Diet, exercise and genes are not the only factors which determine if someone can become obese. The composition of the intestinal bacteria may also account for a person's obesity. This is the contention of Wageningen microbiologists ...

Brain development may be influenced by bacteria in the gut

Feb 01, 2011

A team of scientists from across the globe have found that gut bacteria may influence mammalian brain development and adult behavior. The study is published in the scientific journal PNAS, and is the result of an ongoing collab ...

You are not what you eat

Nov 16, 2010

The types of gut bacteria that populate the guts of primates depend on the species of the host as well as where the host lives and what they eat. A study led by Howard Ochman at Yale University examines the gut microbial ...

Recommended for you

Growing a blood vessel in a week

47 minutes ago

The technology for creating new tissues from stem cells has taken a giant leap forward. Three tablespoons of blood are all that is needed to grow a brand new blood vessel in just seven days. This is shown ...

Testing time for stem cells

3 hours ago

DefiniGEN is one of the first commercial opportunities to arise from Cambridge's expertise in stem cell research. Here, we look at some of the fundamental research that enables it to supply liver and pancreatic ...

Team finds key signaling pathway in cause of preeclampsia

22 hours ago

A team of researchers led by a Wayne State University School of Medicine associate professor of obstetrics and gynecology has published findings that provide novel insight into the cause of preeclampsia, the leading cause ...

Rapid test to diagnose severe sepsis

Oct 23, 2014

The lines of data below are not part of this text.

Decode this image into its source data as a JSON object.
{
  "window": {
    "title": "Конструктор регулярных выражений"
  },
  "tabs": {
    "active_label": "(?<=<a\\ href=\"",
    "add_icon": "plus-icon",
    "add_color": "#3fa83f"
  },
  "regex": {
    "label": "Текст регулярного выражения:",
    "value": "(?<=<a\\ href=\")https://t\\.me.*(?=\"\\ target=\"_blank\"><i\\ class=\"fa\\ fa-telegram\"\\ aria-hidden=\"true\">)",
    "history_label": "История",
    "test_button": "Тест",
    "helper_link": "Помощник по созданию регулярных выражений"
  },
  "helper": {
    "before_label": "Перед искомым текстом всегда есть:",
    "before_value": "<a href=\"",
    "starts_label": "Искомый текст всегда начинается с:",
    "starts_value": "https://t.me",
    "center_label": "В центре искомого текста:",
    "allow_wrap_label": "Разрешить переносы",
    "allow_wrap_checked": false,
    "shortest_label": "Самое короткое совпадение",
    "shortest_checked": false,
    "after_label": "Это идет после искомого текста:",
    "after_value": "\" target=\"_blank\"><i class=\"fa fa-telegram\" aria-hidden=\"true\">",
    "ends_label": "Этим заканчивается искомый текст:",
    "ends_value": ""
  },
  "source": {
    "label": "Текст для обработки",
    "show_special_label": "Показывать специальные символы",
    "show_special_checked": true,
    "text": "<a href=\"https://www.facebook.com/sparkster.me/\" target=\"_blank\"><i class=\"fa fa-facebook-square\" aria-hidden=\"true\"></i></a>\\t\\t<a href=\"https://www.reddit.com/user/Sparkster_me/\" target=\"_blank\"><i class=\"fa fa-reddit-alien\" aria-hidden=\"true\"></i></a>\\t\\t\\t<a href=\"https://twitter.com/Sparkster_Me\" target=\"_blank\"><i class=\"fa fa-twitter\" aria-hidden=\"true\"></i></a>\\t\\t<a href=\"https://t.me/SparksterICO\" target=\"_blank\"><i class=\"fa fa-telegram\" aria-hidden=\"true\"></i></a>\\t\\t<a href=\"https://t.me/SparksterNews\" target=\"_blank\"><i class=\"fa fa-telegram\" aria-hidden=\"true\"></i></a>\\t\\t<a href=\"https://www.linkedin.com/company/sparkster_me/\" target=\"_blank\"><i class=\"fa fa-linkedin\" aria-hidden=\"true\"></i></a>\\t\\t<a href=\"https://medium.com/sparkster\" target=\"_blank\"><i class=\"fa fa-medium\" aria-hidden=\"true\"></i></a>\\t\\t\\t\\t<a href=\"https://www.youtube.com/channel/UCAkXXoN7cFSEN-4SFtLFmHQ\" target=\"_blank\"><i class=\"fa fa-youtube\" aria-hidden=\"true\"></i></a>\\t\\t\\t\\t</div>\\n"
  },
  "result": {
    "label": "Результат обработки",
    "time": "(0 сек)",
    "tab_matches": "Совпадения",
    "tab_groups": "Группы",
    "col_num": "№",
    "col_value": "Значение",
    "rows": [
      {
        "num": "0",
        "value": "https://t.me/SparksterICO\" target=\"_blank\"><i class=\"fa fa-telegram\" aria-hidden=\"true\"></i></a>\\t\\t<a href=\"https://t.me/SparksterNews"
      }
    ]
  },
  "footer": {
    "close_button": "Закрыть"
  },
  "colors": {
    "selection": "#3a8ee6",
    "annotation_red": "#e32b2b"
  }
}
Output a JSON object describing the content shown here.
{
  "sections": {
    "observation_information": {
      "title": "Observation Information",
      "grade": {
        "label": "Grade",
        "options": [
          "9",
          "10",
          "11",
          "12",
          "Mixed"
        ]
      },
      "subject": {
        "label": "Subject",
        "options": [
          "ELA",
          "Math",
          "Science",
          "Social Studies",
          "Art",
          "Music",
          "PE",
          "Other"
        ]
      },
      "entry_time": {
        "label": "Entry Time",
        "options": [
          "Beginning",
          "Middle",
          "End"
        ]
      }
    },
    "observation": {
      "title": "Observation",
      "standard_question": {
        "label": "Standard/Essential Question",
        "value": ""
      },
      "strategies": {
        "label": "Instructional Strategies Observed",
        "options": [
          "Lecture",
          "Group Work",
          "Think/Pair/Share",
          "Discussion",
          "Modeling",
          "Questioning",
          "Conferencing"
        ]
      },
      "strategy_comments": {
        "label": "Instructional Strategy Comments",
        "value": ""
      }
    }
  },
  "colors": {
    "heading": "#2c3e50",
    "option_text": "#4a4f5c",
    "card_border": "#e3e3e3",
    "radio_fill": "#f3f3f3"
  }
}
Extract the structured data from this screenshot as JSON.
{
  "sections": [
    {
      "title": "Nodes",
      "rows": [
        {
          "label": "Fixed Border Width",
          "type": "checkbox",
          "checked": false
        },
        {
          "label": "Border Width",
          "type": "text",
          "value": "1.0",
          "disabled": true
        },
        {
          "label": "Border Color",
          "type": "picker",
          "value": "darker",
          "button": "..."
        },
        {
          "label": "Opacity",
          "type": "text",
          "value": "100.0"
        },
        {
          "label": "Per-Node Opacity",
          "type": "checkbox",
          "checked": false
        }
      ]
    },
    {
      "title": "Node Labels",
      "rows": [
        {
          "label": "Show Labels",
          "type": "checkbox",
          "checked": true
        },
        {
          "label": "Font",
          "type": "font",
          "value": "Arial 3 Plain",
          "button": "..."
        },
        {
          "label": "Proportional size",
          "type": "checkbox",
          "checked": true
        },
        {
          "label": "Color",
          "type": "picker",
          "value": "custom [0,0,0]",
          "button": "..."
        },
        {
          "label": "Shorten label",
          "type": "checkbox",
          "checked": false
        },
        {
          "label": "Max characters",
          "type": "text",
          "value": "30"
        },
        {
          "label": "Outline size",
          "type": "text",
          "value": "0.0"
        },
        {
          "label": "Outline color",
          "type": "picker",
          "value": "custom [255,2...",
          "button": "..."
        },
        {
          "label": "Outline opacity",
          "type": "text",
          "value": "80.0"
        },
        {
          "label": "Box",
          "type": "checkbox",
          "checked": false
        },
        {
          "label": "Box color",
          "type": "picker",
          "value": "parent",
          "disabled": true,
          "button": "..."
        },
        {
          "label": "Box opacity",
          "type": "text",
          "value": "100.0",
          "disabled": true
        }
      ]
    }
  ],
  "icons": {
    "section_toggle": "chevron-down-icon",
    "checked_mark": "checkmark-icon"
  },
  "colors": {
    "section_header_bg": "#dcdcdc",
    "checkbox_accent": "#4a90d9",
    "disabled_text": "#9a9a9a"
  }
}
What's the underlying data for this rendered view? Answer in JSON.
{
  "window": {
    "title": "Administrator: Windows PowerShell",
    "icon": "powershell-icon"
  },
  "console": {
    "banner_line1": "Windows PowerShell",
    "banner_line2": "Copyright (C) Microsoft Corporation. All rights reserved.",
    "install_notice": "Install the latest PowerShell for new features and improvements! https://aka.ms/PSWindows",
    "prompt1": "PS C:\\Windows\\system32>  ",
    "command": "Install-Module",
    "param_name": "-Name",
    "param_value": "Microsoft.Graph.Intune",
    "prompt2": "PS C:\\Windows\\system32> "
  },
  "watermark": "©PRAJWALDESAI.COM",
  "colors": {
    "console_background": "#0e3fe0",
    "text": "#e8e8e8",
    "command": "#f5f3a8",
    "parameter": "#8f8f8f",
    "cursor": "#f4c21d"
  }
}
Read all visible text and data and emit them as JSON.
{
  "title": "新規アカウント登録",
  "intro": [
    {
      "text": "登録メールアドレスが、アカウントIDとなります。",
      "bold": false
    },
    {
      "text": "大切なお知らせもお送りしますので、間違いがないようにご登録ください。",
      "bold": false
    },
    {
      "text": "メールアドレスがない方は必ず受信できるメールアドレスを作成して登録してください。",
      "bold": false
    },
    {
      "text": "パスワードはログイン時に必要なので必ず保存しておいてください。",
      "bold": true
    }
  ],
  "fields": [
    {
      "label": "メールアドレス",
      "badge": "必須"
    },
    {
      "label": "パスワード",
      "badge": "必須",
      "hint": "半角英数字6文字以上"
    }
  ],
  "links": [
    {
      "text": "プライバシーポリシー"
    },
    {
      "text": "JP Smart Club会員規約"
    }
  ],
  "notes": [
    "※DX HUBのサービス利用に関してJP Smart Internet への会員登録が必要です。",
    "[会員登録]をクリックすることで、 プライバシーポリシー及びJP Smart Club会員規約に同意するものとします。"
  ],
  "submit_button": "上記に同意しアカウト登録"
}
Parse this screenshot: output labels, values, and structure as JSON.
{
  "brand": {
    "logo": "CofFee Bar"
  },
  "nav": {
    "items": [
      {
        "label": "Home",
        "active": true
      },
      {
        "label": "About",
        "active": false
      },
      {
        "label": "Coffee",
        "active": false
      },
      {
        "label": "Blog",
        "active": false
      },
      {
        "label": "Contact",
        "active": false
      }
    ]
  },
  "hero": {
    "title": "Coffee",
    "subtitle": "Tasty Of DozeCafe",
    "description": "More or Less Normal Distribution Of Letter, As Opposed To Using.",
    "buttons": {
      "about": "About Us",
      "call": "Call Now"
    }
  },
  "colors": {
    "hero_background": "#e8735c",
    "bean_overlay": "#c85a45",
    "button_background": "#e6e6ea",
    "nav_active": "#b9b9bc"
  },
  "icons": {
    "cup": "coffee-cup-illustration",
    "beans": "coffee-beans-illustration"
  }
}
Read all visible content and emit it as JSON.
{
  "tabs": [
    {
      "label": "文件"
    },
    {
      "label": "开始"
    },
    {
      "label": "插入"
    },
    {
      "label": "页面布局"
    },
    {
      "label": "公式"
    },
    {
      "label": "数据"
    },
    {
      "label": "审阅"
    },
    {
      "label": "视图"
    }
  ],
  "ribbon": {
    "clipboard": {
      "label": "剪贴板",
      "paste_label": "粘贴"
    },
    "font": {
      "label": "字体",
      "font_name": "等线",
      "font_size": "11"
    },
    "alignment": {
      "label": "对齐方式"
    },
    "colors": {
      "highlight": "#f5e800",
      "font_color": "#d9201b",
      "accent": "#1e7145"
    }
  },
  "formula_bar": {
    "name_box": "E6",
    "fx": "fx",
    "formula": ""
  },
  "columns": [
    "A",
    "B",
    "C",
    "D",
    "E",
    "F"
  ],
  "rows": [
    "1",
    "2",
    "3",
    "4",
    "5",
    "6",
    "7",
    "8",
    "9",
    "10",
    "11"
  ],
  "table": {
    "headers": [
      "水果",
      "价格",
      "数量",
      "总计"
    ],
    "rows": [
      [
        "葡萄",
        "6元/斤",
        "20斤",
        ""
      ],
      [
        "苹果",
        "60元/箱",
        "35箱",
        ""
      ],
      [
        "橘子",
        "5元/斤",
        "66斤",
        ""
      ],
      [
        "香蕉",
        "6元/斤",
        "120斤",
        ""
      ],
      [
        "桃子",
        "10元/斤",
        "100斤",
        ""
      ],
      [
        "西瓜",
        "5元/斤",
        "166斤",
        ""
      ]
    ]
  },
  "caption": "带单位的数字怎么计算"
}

A new test, developed by University of British Columbia researchers, could help physicians predict within an hour if a patient will develop severe sepsis so they can begin treatment immediately.

User comments : 0